My buddy Rob Bowers over at Brocade told me about this video channel for home made (aka Maker) electronics projects. It’s produced by Alan “W2AEW” Wolke. You can see by his nickname and video channel name, he is a Ham radio enthusiast. I never got that bug, my projects were more like a wire wrapped around a nail to make an electromagnet.
The video above is what got my buddy Rob excited. He enthused, “Wow electronics for everybody! There may be hope for me. I watched the one on completing the noise source on the Ham It Up! convertor. He builds it, tests the basics, and the shows a simple use case. I feel .031% less stupid. I wanted to know if I should purchase the noise source parts. ‘Yes’ is the answer, after watching this.”
This is the cool thing about the Maker Movement. Rob is not an engineer. He did software QA in the past and now works at Brocade in the IT department. He is technical, but not formally trained. But the Maker movement is about the fun stuff, and the dreary classrooms and boring lectures are dispensed with in favor of learning with a specific objective in mind. It’s all the fun of engineering without the tedium. We invented computers. They can do the tedium, and the math, for that matter.
You can see from Alan’s bench the passion he has for radio and electronics in general. Any person with a Metcal soldering iron and a Simpson 260 analog voltmeter is OK by me. The extended CRT (cathode ray tube) housing on that scope makes me think it is the 400MHz Tek 2467B, the fast glitch capture version of the Tektronix 2465B. The CRT is longer to add the plates needed for persistence.

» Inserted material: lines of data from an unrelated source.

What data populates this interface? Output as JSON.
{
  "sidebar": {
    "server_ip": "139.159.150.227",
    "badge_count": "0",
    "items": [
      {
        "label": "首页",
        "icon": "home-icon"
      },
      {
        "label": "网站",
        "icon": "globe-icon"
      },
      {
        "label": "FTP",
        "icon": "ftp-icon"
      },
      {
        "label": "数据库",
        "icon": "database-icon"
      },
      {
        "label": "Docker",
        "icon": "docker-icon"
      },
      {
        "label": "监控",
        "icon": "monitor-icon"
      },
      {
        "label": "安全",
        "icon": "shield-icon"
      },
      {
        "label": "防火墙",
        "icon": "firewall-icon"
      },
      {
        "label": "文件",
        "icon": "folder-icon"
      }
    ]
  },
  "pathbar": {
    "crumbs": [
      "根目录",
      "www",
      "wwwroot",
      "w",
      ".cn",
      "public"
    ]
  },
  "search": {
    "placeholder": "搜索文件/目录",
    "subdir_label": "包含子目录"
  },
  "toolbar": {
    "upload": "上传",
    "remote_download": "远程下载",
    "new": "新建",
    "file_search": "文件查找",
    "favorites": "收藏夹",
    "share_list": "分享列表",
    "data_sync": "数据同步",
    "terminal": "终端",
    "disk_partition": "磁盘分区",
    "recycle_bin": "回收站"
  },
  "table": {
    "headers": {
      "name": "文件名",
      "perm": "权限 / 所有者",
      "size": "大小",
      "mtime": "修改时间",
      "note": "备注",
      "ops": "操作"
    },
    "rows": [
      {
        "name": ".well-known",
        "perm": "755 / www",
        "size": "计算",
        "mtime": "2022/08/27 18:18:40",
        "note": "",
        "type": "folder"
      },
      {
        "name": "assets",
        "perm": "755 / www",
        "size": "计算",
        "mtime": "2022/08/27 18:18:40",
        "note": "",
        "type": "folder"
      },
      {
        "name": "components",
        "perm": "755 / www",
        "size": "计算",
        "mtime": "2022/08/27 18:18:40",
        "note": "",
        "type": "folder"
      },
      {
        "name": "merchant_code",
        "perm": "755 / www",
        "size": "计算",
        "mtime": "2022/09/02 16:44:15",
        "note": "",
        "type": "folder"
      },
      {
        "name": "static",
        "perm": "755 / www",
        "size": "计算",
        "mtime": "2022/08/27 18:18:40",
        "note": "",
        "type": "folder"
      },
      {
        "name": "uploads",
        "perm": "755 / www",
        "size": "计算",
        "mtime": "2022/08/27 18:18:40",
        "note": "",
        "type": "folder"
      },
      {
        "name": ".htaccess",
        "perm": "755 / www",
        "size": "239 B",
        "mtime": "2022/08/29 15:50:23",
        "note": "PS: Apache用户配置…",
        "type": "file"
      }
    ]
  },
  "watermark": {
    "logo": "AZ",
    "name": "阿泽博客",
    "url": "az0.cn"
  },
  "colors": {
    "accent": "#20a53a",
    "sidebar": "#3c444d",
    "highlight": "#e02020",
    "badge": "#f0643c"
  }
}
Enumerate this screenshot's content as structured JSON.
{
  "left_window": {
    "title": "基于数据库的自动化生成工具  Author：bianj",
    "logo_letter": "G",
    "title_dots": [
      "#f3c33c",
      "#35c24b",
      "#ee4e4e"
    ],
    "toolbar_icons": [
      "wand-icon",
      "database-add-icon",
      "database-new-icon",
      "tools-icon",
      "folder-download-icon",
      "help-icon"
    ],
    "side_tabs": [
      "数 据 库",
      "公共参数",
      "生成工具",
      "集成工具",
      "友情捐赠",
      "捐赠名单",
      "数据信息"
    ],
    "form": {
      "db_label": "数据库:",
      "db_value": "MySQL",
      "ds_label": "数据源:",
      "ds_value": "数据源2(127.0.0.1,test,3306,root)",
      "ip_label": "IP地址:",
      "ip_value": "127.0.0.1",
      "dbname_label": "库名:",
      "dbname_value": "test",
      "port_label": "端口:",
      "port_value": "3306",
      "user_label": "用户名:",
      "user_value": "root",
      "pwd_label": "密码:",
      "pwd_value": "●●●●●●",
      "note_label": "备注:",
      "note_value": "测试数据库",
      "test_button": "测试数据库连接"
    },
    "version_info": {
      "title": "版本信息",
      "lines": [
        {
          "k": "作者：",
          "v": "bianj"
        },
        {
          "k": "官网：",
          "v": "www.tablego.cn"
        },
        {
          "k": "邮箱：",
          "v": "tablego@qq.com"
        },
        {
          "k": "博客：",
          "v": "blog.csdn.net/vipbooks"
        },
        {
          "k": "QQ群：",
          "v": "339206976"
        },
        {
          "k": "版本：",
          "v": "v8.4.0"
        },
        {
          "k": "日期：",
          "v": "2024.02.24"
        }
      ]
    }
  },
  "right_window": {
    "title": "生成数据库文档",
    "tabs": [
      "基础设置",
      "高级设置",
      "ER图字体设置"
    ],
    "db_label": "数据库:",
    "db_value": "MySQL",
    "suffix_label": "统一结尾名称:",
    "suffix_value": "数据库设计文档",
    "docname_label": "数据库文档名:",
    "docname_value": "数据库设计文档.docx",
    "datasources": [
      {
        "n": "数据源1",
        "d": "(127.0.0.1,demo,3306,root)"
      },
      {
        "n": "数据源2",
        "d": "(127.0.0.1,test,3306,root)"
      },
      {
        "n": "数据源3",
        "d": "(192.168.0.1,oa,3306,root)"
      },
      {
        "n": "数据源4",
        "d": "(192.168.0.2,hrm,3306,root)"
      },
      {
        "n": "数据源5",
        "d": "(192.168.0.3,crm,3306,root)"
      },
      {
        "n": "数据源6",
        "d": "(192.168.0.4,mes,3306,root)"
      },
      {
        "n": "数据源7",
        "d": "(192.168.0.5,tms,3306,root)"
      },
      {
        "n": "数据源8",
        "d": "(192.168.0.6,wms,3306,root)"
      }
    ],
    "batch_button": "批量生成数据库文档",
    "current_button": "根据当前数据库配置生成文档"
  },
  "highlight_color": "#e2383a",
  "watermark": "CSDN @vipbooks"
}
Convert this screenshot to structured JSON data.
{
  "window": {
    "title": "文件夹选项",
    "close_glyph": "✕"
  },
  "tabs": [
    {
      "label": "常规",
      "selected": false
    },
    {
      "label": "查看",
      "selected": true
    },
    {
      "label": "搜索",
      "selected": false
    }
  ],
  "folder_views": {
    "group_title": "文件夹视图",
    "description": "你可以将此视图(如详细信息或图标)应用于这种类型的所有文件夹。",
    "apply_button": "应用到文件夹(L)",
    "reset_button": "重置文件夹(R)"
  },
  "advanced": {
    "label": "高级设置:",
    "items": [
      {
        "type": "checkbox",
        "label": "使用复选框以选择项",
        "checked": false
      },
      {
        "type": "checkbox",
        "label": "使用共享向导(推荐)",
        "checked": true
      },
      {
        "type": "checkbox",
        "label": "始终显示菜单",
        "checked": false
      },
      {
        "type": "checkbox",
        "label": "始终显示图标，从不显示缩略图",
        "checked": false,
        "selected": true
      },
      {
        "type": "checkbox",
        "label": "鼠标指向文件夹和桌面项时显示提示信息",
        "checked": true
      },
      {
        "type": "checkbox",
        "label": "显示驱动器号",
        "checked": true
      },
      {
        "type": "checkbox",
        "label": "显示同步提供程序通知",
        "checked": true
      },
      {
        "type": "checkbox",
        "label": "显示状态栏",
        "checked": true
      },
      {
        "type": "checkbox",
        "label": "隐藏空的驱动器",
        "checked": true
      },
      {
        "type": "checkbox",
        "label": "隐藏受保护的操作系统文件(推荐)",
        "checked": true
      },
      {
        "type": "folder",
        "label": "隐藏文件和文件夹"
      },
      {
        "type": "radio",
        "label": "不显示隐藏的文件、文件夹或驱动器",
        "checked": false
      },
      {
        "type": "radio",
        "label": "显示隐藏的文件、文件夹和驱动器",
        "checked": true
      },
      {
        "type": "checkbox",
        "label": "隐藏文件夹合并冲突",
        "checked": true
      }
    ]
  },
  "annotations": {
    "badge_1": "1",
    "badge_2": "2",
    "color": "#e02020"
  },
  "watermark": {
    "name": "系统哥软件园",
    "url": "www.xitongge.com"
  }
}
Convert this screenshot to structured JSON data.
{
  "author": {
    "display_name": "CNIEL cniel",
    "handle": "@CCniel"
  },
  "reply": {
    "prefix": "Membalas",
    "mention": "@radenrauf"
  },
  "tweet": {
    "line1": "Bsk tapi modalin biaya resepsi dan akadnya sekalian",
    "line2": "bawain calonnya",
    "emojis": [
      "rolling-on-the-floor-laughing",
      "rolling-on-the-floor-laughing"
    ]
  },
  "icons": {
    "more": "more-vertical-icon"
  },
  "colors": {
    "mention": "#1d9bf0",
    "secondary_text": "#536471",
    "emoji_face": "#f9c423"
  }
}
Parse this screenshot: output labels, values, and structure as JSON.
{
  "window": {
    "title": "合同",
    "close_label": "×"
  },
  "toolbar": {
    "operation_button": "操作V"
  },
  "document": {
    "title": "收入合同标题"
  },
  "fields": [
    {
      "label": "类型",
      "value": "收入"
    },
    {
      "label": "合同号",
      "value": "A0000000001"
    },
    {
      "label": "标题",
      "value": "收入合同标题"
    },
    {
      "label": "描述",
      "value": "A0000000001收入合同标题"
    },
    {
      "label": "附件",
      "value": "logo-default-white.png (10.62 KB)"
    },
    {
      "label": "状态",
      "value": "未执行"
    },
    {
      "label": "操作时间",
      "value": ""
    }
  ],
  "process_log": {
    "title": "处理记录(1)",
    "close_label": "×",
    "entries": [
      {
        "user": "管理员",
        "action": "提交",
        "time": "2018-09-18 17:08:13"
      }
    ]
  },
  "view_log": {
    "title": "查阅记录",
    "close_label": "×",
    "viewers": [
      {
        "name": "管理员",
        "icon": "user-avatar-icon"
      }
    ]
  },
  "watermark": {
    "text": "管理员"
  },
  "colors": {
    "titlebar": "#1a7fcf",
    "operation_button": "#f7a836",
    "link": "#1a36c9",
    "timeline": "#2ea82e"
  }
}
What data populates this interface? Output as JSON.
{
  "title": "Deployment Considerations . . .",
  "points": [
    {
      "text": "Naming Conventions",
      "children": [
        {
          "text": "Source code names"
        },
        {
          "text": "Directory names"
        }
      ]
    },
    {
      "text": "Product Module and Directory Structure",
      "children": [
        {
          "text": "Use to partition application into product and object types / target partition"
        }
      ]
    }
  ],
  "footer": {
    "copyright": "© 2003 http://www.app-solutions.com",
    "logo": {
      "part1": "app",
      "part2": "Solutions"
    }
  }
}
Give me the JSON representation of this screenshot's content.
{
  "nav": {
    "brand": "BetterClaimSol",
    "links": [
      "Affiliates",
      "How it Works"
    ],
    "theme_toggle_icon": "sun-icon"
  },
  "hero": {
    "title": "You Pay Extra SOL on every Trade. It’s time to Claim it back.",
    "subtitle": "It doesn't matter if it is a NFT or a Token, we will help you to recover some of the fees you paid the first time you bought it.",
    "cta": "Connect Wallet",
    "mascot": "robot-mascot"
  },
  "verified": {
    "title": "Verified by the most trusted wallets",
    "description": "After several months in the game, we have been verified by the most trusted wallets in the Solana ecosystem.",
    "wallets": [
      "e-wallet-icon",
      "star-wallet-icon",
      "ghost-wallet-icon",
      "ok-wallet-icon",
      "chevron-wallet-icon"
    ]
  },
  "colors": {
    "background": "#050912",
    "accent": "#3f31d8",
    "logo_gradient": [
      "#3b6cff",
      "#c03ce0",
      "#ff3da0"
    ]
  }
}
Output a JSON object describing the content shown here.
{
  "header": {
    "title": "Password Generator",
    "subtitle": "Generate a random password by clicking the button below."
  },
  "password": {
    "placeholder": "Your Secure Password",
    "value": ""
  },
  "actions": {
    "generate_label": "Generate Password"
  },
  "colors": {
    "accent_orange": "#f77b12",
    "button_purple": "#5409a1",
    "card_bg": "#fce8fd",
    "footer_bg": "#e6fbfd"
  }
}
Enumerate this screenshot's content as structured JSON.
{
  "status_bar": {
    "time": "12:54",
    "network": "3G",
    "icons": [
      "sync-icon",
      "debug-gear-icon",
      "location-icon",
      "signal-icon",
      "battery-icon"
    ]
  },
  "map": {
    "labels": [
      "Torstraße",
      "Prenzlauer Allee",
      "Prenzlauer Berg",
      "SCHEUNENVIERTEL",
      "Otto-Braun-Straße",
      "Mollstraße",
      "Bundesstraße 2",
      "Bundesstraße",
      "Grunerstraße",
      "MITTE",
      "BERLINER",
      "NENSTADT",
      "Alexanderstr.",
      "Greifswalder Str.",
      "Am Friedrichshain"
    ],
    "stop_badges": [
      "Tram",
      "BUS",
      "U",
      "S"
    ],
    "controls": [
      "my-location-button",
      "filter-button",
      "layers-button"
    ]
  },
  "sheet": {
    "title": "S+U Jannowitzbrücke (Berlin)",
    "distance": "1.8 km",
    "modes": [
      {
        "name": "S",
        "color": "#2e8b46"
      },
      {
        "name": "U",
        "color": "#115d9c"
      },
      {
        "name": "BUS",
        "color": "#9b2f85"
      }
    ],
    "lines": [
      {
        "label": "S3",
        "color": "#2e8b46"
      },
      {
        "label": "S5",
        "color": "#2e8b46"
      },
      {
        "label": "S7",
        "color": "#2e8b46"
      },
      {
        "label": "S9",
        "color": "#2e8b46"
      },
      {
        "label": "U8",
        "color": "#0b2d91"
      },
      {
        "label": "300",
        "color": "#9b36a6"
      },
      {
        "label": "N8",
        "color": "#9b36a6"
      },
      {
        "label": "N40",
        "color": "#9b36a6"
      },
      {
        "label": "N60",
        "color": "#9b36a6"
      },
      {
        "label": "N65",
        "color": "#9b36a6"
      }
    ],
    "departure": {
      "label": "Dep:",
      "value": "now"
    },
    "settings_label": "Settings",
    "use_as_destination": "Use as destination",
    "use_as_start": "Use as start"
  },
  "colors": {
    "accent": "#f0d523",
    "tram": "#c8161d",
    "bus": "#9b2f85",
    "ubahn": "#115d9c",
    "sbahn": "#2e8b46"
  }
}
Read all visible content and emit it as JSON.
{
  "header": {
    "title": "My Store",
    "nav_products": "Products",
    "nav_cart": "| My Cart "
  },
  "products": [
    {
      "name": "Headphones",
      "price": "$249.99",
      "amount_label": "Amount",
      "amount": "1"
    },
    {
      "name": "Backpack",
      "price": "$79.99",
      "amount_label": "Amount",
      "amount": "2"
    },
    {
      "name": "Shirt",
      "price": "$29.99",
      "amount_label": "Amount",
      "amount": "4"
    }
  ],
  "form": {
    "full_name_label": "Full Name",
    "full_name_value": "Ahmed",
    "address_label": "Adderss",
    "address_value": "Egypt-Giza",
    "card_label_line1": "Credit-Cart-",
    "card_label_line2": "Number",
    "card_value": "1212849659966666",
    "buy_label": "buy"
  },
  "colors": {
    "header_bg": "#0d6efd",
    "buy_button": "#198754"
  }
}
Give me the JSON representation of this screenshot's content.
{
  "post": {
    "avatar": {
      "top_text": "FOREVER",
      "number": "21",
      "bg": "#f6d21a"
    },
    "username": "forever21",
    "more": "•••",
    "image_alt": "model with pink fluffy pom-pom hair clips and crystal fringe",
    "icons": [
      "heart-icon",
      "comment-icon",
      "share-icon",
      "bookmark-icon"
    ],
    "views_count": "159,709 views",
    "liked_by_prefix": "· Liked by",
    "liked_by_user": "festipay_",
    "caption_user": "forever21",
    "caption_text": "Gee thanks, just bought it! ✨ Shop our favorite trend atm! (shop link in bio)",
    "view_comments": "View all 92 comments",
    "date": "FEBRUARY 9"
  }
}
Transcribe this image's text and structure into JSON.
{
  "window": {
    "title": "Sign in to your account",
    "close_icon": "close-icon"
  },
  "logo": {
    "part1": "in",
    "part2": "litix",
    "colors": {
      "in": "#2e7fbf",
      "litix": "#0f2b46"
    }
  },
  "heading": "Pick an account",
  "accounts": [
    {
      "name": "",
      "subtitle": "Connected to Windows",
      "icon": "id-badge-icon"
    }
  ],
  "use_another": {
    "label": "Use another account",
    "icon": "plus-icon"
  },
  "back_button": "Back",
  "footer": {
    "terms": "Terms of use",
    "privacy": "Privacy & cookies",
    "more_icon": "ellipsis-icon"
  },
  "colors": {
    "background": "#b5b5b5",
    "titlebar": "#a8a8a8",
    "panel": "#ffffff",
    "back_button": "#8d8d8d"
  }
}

Another cool tip from Rob was about Brocade where he works. He told me the labs have vending machines with cables and mice and other day-to-day engineering essentials. The engineers can just swipe their badge into the vending machine, pick out the cable and be on their way, no requisition forms or hassle. What a class outfit.
Knowing I worked at Atmel, my pal wanted to point out the above article about Arduino by Joe Pardue. Nuts and Volts is a subscription magazine, so you have pay 27 bucks a year for print and digital, or only 20 bucks a year if you don’t want the print magazine.
Even without subscribing, you can download the code samples for the Arduino 101 article, and if you upgrade to the mysterious un-priced “preferred subscriber network” you get access to all the old issues of Nuts and Volts. This is a great complement to Circuit Cellar magazine, which is also a subscription magazine, but for $250 they can also give you a memory stick with every single article they have ever done. I recommend both these magazines since they are aimed at system design. The trade press, where I have worked, is fine to learn about the latest chip or test method. But Circuit Cellar and Nuts and Volts both show you how to hook up the chips, and do the code and everything else to get a working product. They even touch on 3-D printing and the stuff to put your gizmo in an enclosure. No wonder they can charge for a subscription. All they lack is articles about FCC, CE, and UL approvals, and those might happen one day for all I know.
So keep watching those YouTube videos and reading articles, but more importantly, keep hacking on circuits and code. That is the fun stuff that gives real satisfaction and happiness.